God hates disobedience! There is no other way to say it. He hates it! He hates it so much that he views it as warranting death. Is it any wonder then that Solomon writes, "My son, do not forget my teaching, But let your heart keep my commandments; For length of days and years of life And peace they will add to you" (Prov 3:1-2). He recognizes his son's very life hangs in the balance of his obedience to his father's instruction.
There is a contrast to disobediences leading to death as well, however. Paul writes, "Children, obey your parents in the Lord, for this is right.“ Honor your father and mother” (this is the first commandment with a promise), “that it may go well with you and that you may live long in the land" (Eph 6:1-3). Thus there is not only a curse for the disobedient, but there is also a promise of blessing for those who obey, namely life and a good one at that.
It is a picture of the carrot and stick… disobedience brings death, obedience brings life.
How does this affect us then?
1)     If you are a child to a parent… take heed. These are very serious and weighty things. Your very life is what we are talking about here. Don't belittle your disobedience. Don't write it off as something everyone does, or as a very small thing. God does not (even if your parents do) and it is to Him you stand accountable.

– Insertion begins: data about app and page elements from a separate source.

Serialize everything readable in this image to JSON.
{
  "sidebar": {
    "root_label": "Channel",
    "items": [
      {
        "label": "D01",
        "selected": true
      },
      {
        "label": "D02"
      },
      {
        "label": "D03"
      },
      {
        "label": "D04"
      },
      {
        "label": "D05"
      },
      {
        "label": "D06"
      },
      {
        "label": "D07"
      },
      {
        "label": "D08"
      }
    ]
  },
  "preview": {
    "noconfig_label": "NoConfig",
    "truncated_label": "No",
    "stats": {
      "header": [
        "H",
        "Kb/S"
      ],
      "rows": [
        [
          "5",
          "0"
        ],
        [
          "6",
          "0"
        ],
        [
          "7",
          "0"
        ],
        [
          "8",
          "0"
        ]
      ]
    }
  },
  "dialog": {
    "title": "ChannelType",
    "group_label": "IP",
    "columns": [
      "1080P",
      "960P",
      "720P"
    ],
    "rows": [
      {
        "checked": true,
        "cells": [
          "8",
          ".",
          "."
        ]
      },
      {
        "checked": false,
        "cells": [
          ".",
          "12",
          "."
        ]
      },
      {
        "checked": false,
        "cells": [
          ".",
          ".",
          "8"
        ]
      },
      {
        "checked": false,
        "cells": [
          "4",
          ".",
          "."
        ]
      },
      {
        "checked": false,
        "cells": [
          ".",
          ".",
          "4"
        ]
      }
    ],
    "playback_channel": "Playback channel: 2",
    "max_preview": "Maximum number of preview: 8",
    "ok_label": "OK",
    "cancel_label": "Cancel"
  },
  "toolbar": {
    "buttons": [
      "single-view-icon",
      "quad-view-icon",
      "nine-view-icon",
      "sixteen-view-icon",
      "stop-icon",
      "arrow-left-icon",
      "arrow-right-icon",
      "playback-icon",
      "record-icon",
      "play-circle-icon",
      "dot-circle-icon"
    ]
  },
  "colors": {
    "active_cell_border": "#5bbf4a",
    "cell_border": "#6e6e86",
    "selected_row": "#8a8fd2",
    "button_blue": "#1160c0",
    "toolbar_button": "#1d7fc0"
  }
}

2)     If you are a parent recognize this is a very serious issue… your child's very life hangs in the balance. Demand obedience, do so consistently. Punish for disobedience, do so consistently. This is not done from a punitive heart upset by how your child makes you look, or because they've bothered you or your little kingdom, but rather for their good. What God calls big sin and treats as big sin you should call and treat the same. On top of this, know your own obedience to God is determined by how you deal with your kids in this (Prov 13:24, 29:17, Eph 6:4).
3)     If you are a parent I would encourage you to present these truths to your kids. Say with Moses, "… I have set before you life and death, the blessing and the curse. So choose life in order that you may live… " (Deut 30:19). I would also encourage, that this not just be a onetime conversation either, but should come up regularly in both their times of disobedience and obedience.
Whether you are a disobedient child or a disobedient parent there is hope! We each have a Savior who "was obedient to the point of death" (Phil 2:8) to deal with our disobedience to God and bring us back to Himself (Rom 5:6-9, 2 Cor 5:21, Eph 2:1-10, Heb 4:14-16, 1 Pet 3:18). We need to bring your sin and disobedience to the cross. There is forgiveness, healing, & hope for a rebellious, disobedient heart like yours and mine! (1 John 1:9).

Phil Smith